The ESD solutions and strategies applied to D + L House are no different from the sustainability principles Dunn + Hillam abides by for every project. This includes keeping buildings small and retaining as much of existing structures as possible, as well as using good, passive design to resolve issues to do with energy use, amenity and comfort in homes.
“We always design out the need for mechanical systems. We insulate, ventilate and control the sun for heat and light,” they explain.
Material palettes are also kept simple and recyclable, which means renewable timer is used in place of steel, and composite materials are avoided where possible. Finishes are only applied where absolutely necessary for the longevity of the material, which should weather well and remain stable in the long term.
These sustainability axioms translate to the use of products that have low embodied energy, low VOC levels and sustainable production methods in the D + L House.

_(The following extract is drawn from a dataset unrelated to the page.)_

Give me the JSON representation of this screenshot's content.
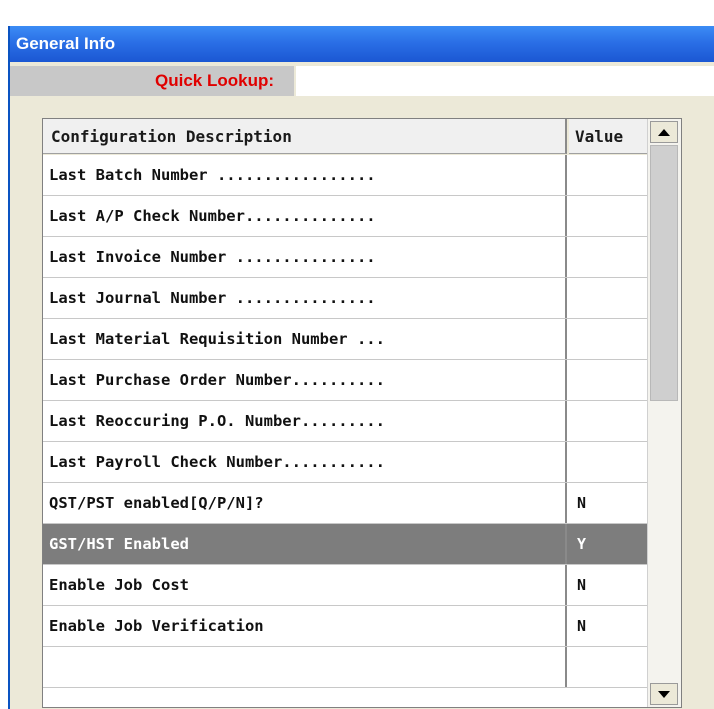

In addition, rainwater is harvested and used in the laundry, toilets and for the garden, while the heavily insulated house is heated and cooled entirely passively.
When asked whether they faced any challenges balancing budget and design, the architects responded wisely:
“The brief was simple but not easy, and the budget was tight but enough to build beautifully. All decisions when designing a building have an effect on cost. The best way to control cost is to agree on the value of each element of the brief and design. The building is then designed to these values and not to a preconceived idea of size or outcome. Any discussion about cost is therefore inseparable from value.”
By dictating its own terms, D + L House is a success precisely because it is “appropriate” –though an exemplary example of what should be appropriate – both in terms of its sustainability achievements, and by showcasing what a fit-for-purpose home really looks like.
“This house is well built, with thoughtful resource and material choices. It is planned to be flexible for use by people over time. It is not larger than is necessary. It is in every way an example of how it is possible to build and live with less impact on the environment,” Dunn + Hillam adds.
“It is a ‘house for life’.”
BLUESCOPE LYSAGHT, COLORBOND ULTRA STEEL IN WINDSPRAY
EXTERNAL WALLS, FACADES
RADIAL TIMBER SALES, 100MM VICTORIAN ASH V-JOINT SHIP LAP FINISHED WITH
CABOTS, WATER BASED EXTERIOR STAIN IN BEACH HOUSE GREY
WINDOWS & DOORS
AWS VANTAGE, ALUMINIUM WINDOW SETS
SULLIVAN JOINERY, TIMBER WINDOWS AND FRONT DOOR
MUD AUSTRALIA, KITCHEN PENDENTS DOME LIGHTS
INLITE, PLATFORM LED LIGHTS
MADINOZ, URBAN LEVERSETS
BRIO, SLIDING DOOR HARDWARE + FLUSH BOLTS
FLOORING & FLOORING FINISHES
SPOTTED GUM FLOOR BOARDS WITH SYNTEKO NATURAL FLOOR OIL